Whether done informally or formally, certifying people to lead mentoring programs is an important component for success.

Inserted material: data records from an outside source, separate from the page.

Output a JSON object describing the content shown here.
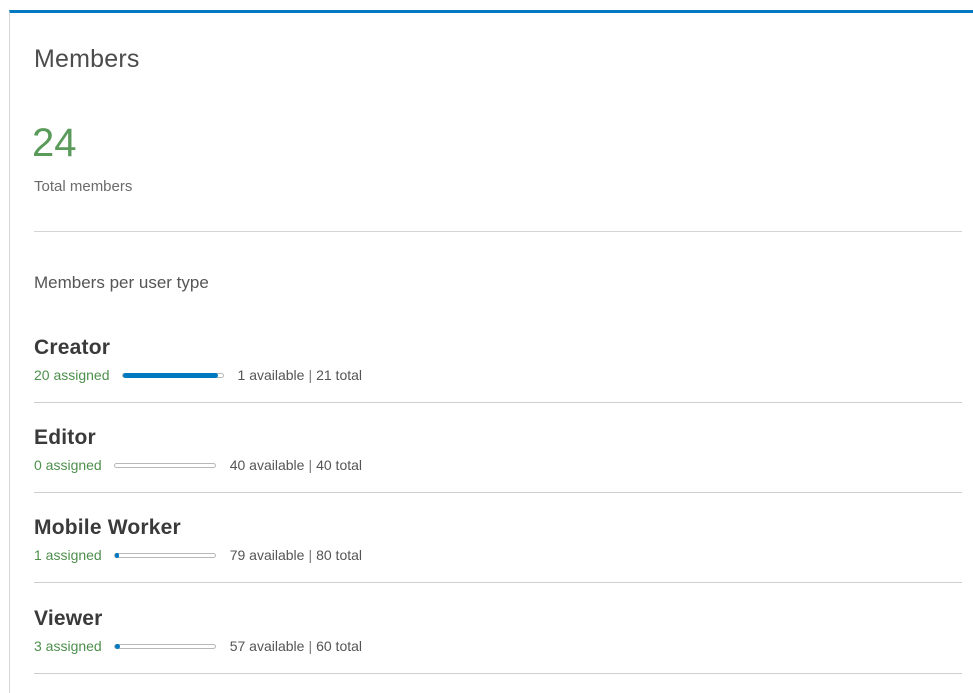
{
  "panel": {
    "title": "Members",
    "total_count": "24",
    "total_label": "Total members",
    "section_label": "Members per user type",
    "accent_color": "#0079c1",
    "count_color": "#5a9a5a"
  },
  "user_types": [
    {
      "name": "Creator",
      "assigned_text": "20 assigned",
      "available_text": "1 available",
      "total_text": "21 total",
      "assigned_fraction": 0.952
    },
    {
      "name": "Editor",
      "assigned_text": "0 assigned",
      "available_text": "40 available",
      "total_text": "40 total",
      "assigned_fraction": 0
    },
    {
      "name": "Mobile Worker",
      "assigned_text": "1 assigned",
      "available_text": "79 available",
      "total_text": "80 total",
      "assigned_fraction": 0.0125
    },
    {
      "name": "Viewer",
      "assigned_text": "3 assigned",
      "available_text": "57 available",
      "total_text": "60 total",
      "assigned_fraction": 0.05
    }
  ]
}
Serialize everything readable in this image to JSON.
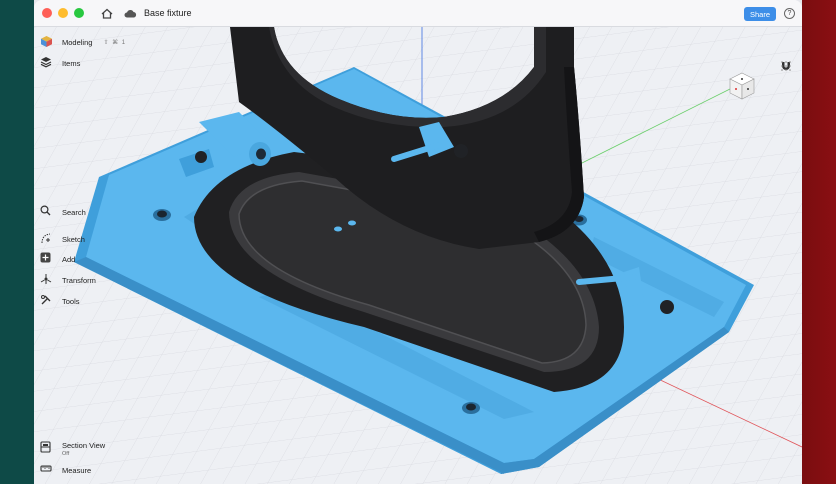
{
  "window": {
    "title": "Base fixture",
    "share_label": "Share",
    "help_glyph": "?"
  },
  "sidebar": {
    "modeling_label": "Modeling",
    "modeling_shortcut": "⇧ ⌘ 1",
    "items_label": "Items"
  },
  "tools": {
    "search_label": "Search",
    "sketch_label": "Sketch",
    "add_label": "Add",
    "transform_label": "Transform",
    "tools_label": "Tools"
  },
  "bottom": {
    "section_view_label": "Section View",
    "section_view_state": "Off",
    "measure_label": "Measure"
  },
  "icons": {
    "home": "home-icon",
    "cloud": "cloud-icon",
    "cube": "cube-icon",
    "layers": "layers-icon",
    "search": "search-icon",
    "sketch": "sketch-icon",
    "add": "plus-icon",
    "transform": "transform-icon",
    "tools": "tools-icon",
    "section": "section-view-icon",
    "measure": "measure-icon",
    "magnet": "magnet-icon",
    "grid": "grid-icon"
  },
  "colors": {
    "part_blue": "#5bb7ee",
    "dark_part": "#2f2f31",
    "share_button": "#3d8ee8",
    "z_axis": "#3b6fe0",
    "x_axis": "#e0555a",
    "y_axis": "#6bcf6b"
  }
}
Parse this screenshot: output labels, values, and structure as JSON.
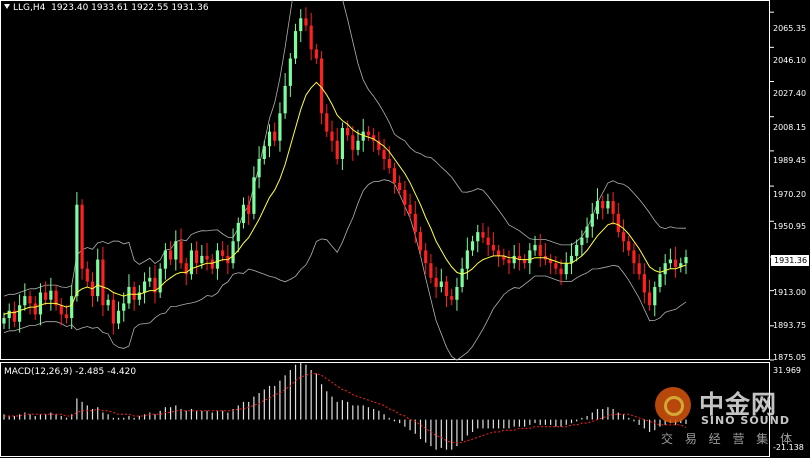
{
  "header": {
    "symbol_info": "LLG,H4",
    "ohlc": "1923.40 1933.61 1922.55 1931.36"
  },
  "price_axis": {
    "labels": [
      "2065.35",
      "2046.10",
      "2027.40",
      "2008.15",
      "1989.45",
      "1970.20",
      "1950.95",
      "1931.36",
      "1913.00",
      "1893.75",
      "1875.05"
    ],
    "current_price": "1931.36"
  },
  "macd": {
    "label": "MACD(12,26,9) -2.485 -4.420",
    "axis_top": "31.969",
    "axis_bottom": "-21.138"
  },
  "watermark": {
    "cn": "中金网",
    "en": "SINO SOUND",
    "sub": "交 易 经 营 集 体"
  },
  "colors": {
    "background": "#000000",
    "bull_candle": "#7CFC9A",
    "bear_candle": "#FF2020",
    "ma_line": "#FFFF40",
    "bollinger": "#B0B0B0",
    "macd_hist": "#E0E0E0",
    "macd_signal": "#FF2020"
  },
  "chart_data": {
    "type": "candlestick",
    "ylim": [
      1875.05,
      2072
    ],
    "close": [
      1898,
      1902,
      1896,
      1905,
      1910,
      1906,
      1900,
      1912,
      1908,
      1913,
      1905,
      1900,
      1898,
      1910,
      1960,
      1925,
      1918,
      1910,
      1930,
      1905,
      1908,
      1895,
      1902,
      1906,
      1915,
      1908,
      1912,
      1918,
      1920,
      1912,
      1925,
      1935,
      1930,
      1940,
      1928,
      1922,
      1935,
      1928,
      1932,
      1930,
      1925,
      1935,
      1932,
      1928,
      1940,
      1950,
      1960,
      1955,
      1975,
      1985,
      1992,
      2000,
      1995,
      2010,
      2025,
      2040,
      2055,
      2062,
      2058,
      2045,
      2040,
      2010,
      2000,
      1995,
      1985,
      2002,
      1998,
      1990,
      1995,
      2000,
      1998,
      1995,
      1990,
      1985,
      1980,
      1972,
      1968,
      1960,
      1955,
      1945,
      1935,
      1928,
      1920,
      1915,
      1918,
      1910,
      1908,
      1915,
      1925,
      1935,
      1940,
      1945,
      1942,
      1938,
      1935,
      1932,
      1930,
      1928,
      1932,
      1930,
      1928,
      1935,
      1938,
      1932,
      1930,
      1928,
      1925,
      1922,
      1928,
      1932,
      1938,
      1942,
      1948,
      1955,
      1962,
      1958,
      1962,
      1955,
      1945,
      1940,
      1935,
      1928,
      1922,
      1912,
      1905,
      1915,
      1922,
      1928,
      1930,
      1926,
      1928,
      1931.36
    ],
    "ma": [
      1900,
      1901,
      1901,
      1902,
      1903,
      1904,
      1904,
      1905,
      1906,
      1906,
      1906,
      1905,
      1904,
      1905,
      1912,
      1914,
      1915,
      1914,
      1916,
      1915,
      1914,
      1912,
      1911,
      1910,
      1911,
      1911,
      1911,
      1912,
      1913,
      1913,
      1915,
      1918,
      1920,
      1922,
      1923,
      1923,
      1925,
      1926,
      1927,
      1928,
      1928,
      1929,
      1930,
      1930,
      1932,
      1935,
      1939,
      1942,
      1947,
      1952,
      1958,
      1964,
      1968,
      1974,
      1982,
      1992,
      2002,
      2012,
      2020,
      2024,
      2027,
      2024,
      2020,
      2015,
      2009,
      2006,
      2004,
      2001,
      1999,
      1998,
      1997,
      1996,
      1994,
      1992,
      1989,
      1985,
      1981,
      1977,
      1972,
      1966,
      1960,
      1953,
      1947,
      1940,
      1935,
      1930,
      1926,
      1923,
      1922,
      1923,
      1925,
      1928,
      1930,
      1931,
      1932,
      1932,
      1932,
      1931,
      1931,
      1930,
      1930,
      1930,
      1931,
      1931,
      1931,
      1930,
      1929,
      1928,
      1928,
      1928,
      1930,
      1932,
      1935,
      1939,
      1943,
      1946,
      1949,
      1950,
      1949,
      1947,
      1944,
      1940,
      1936,
      1931,
      1926,
      1924,
      1923,
      1924,
      1925,
      1925,
      1926,
      1927
    ],
    "macd_hist": [
      3,
      2,
      2,
      3,
      4,
      3,
      2,
      3,
      3,
      4,
      3,
      2,
      1,
      3,
      12,
      10,
      8,
      6,
      7,
      4,
      3,
      1,
      1,
      1,
      2,
      1,
      2,
      3,
      4,
      3,
      5,
      7,
      7,
      8,
      6,
      5,
      6,
      5,
      5,
      5,
      4,
      5,
      5,
      4,
      6,
      8,
      10,
      10,
      13,
      15,
      17,
      19,
      19,
      22,
      25,
      28,
      31,
      32,
      31,
      28,
      26,
      20,
      16,
      13,
      10,
      11,
      10,
      8,
      8,
      8,
      7,
      6,
      5,
      3,
      1,
      -1,
      -2,
      -4,
      -6,
      -8,
      -11,
      -13,
      -15,
      -17,
      -16,
      -17,
      -17,
      -15,
      -12,
      -9,
      -7,
      -5,
      -5,
      -5,
      -5,
      -5,
      -5,
      -5,
      -4,
      -4,
      -4,
      -3,
      -2,
      -3,
      -3,
      -3,
      -4,
      -4,
      -3,
      -2,
      -1,
      1,
      2,
      4,
      6,
      6,
      7,
      6,
      4,
      3,
      1,
      -1,
      -3,
      -5,
      -7,
      -6,
      -4,
      -3,
      -2,
      -3,
      -2,
      -2.485
    ],
    "macd_signal": [
      2,
      2,
      2,
      2,
      3,
      3,
      3,
      3,
      3,
      3,
      3,
      3,
      2,
      2,
      4,
      5,
      5,
      5,
      6,
      5,
      5,
      4,
      3,
      3,
      3,
      2,
      2,
      2,
      3,
      3,
      3,
      4,
      4,
      5,
      5,
      5,
      5,
      5,
      5,
      5,
      5,
      5,
      5,
      5,
      5,
      6,
      6,
      7,
      8,
      9,
      11,
      12,
      14,
      15,
      17,
      19,
      22,
      24,
      25,
      26,
      26,
      25,
      23,
      21,
      19,
      17,
      16,
      14,
      13,
      12,
      11,
      10,
      9,
      8,
      6,
      5,
      3,
      2,
      0,
      -1,
      -3,
      -5,
      -7,
      -9,
      -10,
      -12,
      -13,
      -13,
      -13,
      -12,
      -11,
      -10,
      -9,
      -8,
      -7,
      -7,
      -6,
      -6,
      -6,
      -5,
      -5,
      -5,
      -4,
      -4,
      -4,
      -4,
      -4,
      -4,
      -4,
      -3,
      -3,
      -2,
      -2,
      -1,
      0,
      1,
      2,
      3,
      3,
      3,
      3,
      2,
      1,
      0,
      -1,
      -2,
      -3,
      -3,
      -3,
      -3,
      -3,
      -4.42
    ],
    "macd_ylim": [
      -21.138,
      31.969
    ]
  }
}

hen the U.S. Government Accountability Office decided to develop a mentoring program in 2016, organizational leaders knew they wanted to integrate it seamlessly into their learning environment. But to be successful, they also knew it couldn’t just be the learning department’s job to carry out. “GAO is a learning organization,” said Gus Crosetto, chief learning officer at GAO. “However, the Learning Center is not the center for all learning at GAO. It is a shared responsibility.” The GAO Mentoring Program, as the program they developed became known, aims to create a collaborative learning environment, improve employee morale and provide opportunities for employee development, Crosetto said. It’s also designed to create a shared culture of learning dispersed throughout the organization. To carry out this aim, GAO recruited volunteers outside the learning center — they call them “mentoring focal points” — to serve as the face of the program to their colleagues and champion the initiative at the local team and unit level. “For a mentoring program to be successful, it is important that mentoring is viewed as a vital component of a learning organization and has the support of both upper and middle management as well as participation and buy-in from all levels of employees throughout the agency,” said Crosetto. As mentoring has grown in popularity over the past couple of decades, so has the complexity of running a mentoring program. Creating an iterative experience for people who will lead mentoring programs — or certification for mentors themselves — allows organizations 18 Chief Learning Officer • September 2017 •

Chief Learning Officer - September 2017  
Chief Learning Officer - September 2017  

Signature Healthcare’s Chief People Officer Mary McNevin is changing the lives of employees and patients through learning.